## Assigned task
Return all records exactly. Nothing may be added.

Interface dataset entries
^^^^^^^^
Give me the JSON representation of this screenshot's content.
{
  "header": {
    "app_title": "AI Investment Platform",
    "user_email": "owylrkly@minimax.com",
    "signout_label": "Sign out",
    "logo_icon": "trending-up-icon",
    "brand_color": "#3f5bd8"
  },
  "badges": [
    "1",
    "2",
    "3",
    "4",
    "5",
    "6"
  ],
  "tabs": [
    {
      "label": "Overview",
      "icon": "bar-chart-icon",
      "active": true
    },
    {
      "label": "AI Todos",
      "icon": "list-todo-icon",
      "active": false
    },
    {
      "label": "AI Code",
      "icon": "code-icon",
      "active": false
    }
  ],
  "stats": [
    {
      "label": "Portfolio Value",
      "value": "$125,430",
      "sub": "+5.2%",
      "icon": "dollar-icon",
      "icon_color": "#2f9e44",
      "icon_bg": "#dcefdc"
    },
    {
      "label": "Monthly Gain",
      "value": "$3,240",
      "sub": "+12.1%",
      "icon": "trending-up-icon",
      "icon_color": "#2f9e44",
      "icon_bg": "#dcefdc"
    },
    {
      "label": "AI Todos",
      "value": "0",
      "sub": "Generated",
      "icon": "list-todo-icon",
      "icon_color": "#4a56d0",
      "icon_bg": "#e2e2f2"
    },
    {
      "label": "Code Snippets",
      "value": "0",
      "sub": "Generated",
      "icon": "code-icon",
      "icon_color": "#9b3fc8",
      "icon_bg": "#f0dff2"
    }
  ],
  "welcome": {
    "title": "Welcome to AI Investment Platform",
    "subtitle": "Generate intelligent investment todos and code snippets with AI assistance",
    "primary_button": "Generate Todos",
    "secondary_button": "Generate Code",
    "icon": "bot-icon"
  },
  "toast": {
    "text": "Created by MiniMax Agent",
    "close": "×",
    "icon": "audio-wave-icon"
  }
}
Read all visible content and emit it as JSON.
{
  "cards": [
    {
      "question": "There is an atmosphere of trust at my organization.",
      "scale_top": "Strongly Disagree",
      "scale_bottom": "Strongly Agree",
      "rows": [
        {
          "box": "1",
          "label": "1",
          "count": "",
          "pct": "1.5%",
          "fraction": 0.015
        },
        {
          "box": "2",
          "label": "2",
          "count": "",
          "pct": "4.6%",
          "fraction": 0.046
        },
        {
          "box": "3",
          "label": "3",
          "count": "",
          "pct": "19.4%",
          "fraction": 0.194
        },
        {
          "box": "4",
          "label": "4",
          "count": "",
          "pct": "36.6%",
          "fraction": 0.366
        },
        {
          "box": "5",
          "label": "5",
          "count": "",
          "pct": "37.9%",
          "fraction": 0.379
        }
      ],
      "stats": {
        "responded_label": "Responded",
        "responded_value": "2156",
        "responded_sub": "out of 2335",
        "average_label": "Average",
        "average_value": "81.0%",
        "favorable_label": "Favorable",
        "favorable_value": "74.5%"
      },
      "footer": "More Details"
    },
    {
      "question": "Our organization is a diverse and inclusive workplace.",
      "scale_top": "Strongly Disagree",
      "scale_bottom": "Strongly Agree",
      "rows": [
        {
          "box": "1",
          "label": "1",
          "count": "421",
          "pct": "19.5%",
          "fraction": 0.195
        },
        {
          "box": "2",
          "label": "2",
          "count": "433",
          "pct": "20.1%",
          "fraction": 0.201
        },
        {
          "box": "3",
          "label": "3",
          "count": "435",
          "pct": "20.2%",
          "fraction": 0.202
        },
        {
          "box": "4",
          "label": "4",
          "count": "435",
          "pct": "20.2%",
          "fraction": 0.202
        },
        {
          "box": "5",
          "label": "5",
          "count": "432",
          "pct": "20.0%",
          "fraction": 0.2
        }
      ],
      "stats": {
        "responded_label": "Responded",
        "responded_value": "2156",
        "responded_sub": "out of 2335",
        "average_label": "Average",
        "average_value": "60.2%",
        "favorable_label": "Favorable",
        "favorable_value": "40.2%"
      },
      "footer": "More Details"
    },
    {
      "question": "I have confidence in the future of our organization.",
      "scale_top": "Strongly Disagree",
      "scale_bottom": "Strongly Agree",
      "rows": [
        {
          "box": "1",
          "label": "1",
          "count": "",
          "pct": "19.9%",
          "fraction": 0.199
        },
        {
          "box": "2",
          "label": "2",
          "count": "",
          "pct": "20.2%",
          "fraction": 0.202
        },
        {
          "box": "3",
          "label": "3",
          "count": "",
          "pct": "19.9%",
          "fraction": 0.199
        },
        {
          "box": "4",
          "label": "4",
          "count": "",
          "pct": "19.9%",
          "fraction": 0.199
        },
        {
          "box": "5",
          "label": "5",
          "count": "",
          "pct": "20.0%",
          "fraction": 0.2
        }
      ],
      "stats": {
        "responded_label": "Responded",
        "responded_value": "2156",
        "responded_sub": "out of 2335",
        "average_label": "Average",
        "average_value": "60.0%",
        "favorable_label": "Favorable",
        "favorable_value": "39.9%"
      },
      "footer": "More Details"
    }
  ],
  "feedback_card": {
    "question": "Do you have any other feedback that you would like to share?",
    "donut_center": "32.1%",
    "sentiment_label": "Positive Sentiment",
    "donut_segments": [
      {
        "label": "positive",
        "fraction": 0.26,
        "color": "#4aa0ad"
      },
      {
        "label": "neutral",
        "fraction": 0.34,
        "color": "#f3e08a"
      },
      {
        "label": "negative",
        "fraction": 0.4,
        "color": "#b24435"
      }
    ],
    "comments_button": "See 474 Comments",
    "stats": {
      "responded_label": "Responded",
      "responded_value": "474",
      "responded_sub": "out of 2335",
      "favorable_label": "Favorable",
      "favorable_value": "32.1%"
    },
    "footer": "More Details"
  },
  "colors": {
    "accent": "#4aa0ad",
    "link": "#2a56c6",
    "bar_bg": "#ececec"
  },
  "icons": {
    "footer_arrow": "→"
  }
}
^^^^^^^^
## Written response
Give me the JSON representation of this screenshot's content.
{
  "header": {
    "app_title": "AI Investment Platform",
    "user_email": "owylrkly@minimax.com",
    "signout_label": "Sign out",
    "logo_icon": "trending-up-icon",
    "brand_color": "#3f5bd8"
  },
  "badges": [
    "1",
    "2",
    "3",
    "4",
    "5",
    "6"
  ],
  "tabs": [
    {
      "label": "Overview",
      "icon": "bar-chart-icon",
      "active": true
    },
    {
      "label": "AI Todos",
      "icon": "list-todo-icon",
      "active": false
    },
    {
      "label": "AI Code",
      "icon": "code-icon",
      "active": false
    }
  ],
  "stats": [
    {
      "label": "Portfolio Value",
      "value": "$125,430",
      "sub": "+5.2%",
      "icon": "dollar-icon",
      "icon_color": "#2f9e44",
      "icon_bg": "#dcefdc"
    },
    {
      "label": "Monthly Gain",
      "value": "$3,240",
      "sub": "+12.1%",
      "icon": "trending-up-icon",
      "icon_color": "#2f9e44",
      "icon_bg": "#dcefdc"
    },
    {
      "label": "AI Todos",
      "value": "0",
      "sub": "Generated",
      "icon": "list-todo-icon",
      "icon_color": "#4a56d0",
      "icon_bg": "#e2e2f2"
    },
    {
      "label": "Code Snippets",
      "value": "0",
      "sub": "Generated",
      "icon": "code-icon",
      "icon_color": "#9b3fc8",
      "icon_bg": "#f0dff2"
    }
  ],
  "welcome": {
    "title": "Welcome to AI Investment Platform",
    "subtitle": "Generate intelligent investment todos and code snippets with AI assistance",
    "primary_button": "Generate Todos",
    "secondary_button": "Generate Code",
    "icon": "bot-icon"
  },
  "toast": {
    "text": "Created by MiniMax Agent",
    "close": "×",
    "icon": "audio-wave-icon"
  }
}
Read all visible content and emit it as JSON.
{
  "cards": [
    {
      "question": "There is an atmosphere of trust at my organization.",
      "scale_top": "Strongly Disagree",
      "scale_bottom": "Strongly Agree",
      "rows": [
        {
          "box": "1",
          "label": "1",
          "count": "",
          "pct": "1.5%",
          "fraction": 0.015
        },
        {
          "box": "2",
          "label": "2",
          "count": "",
          "pct": "4.6%",
          "fraction": 0.046
        },
        {
          "box": "3",
          "label": "3",
          "count": "",
          "pct": "19.4%",
          "fraction": 0.194
        },
        {
          "box": "4",
          "label": "4",
          "count": "",
          "pct": "36.6%",
          "fraction": 0.366
        },
        {
          "box": "5",
          "label": "5",
          "count": "",
          "pct": "37.9%",
          "fraction": 0.379
        }
      ],
      "stats": {
        "responded_label": "Responded",
        "responded_value": "2156",
        "responded_sub": "out of 2335",
        "average_label": "Average",
        "average_value": "81.0%",
        "favorable_label": "Favorable",
        "favorable_value": "74.5%"
      },
      "footer": "More Details"
    },
    {
      "question": "Our organization is a diverse and inclusive workplace.",
      "scale_top": "Strongly Disagree",
      "scale_bottom": "Strongly Agree",
      "rows": [
        {
          "box": "1",
          "label": "1",
          "count": "421",
          "pct": "19.5%",
          "fraction": 0.195
        },
        {
          "box": "2",
          "label": "2",
          "count": "433",
          "pct": "20.1%",
          "fraction": 0.201
        },
        {
          "box": "3",
          "label": "3",
          "count": "435",
          "pct": "20.2%",
          "fraction": 0.202
        },
        {
          "box": "4",
          "label": "4",
          "count": "435",
          "pct": "20.2%",
          "fraction": 0.202
        },
        {
          "box": "5",
          "label": "5",
          "count": "432",
          "pct": "20.0%",
          "fraction": 0.2
        }
      ],
      "stats": {
        "responded_label": "Responded",
        "responded_value": "2156",
        "responded_sub": "out of 2335",
        "average_label": "Average",
        "average_value": "60.2%",
        "favorable_label": "Favorable",
        "favorable_value": "40.2%"
      },
      "footer": "More Details"
    },
    {
      "question": "I have confidence in the future of our organization.",
      "scale_top": "Strongly Disagree",
      "scale_bottom": "Strongly Agree",
      "rows": [
        {
          "box": "1",
          "label": "1",
          "count": "",
          "pct": "19.9%",
          "fraction": 0.199
        },
        {
          "box": "2",
          "label": "2",
          "count": "",
          "pct": "20.2%",
          "fraction": 0.202
        },
        {
          "box": "3",
          "label": "3",
          "count": "",
          "pct": "19.9%",
          "fraction": 0.199
        },
        {
          "box": "4",
          "label": "4",
          "count": "",
          "pct": "19.9%",
          "fraction": 0.199
        },
        {
          "box": "5",
          "label": "5",
          "count": "",
          "pct": "20.0%",
          "fraction": 0.2
        }
      ],
      "stats": {
        "responded_label": "Responded",
        "responded_value": "2156",
        "responded_sub": "out of 2335",
        "average_label": "Average",
        "average_value": "60.0%",
        "favorable_label": "Favorable",
        "favorable_value": "39.9%"
      },
      "footer": "More Details"
    }
  ],
  "feedback_card": {
    "question": "Do you have any other feedback that you would like to share?",
    "donut_center": "32.1%",
    "sentiment_label": "Positive Sentiment",
    "donut_segments": [
      {
        "label": "positive",
        "fraction": 0.26,
        "color": "#4aa0ad"
      },
      {
        "label": "neutral",
        "fraction": 0.34,
        "color": "#f3e08a"
      },
      {
        "label": "negative",
        "fraction": 0.4,
        "color": "#b24435"
      }
    ],
    "comments_button": "See 474 Comments",
    "stats": {
      "responded_label": "Responded",
      "responded_value": "474",
      "responded_sub": "out of 2335",
      "favorable_label": "Favorable",
      "favorable_value": "32.1%"
    },
    "footer": "More Details"
  },
  "colors": {
    "accent": "#4aa0ad",
    "link": "#2a56c6",
    "bar_bg": "#ececec"
  },
  "icons": {
    "footer_arrow": "→"
  }
}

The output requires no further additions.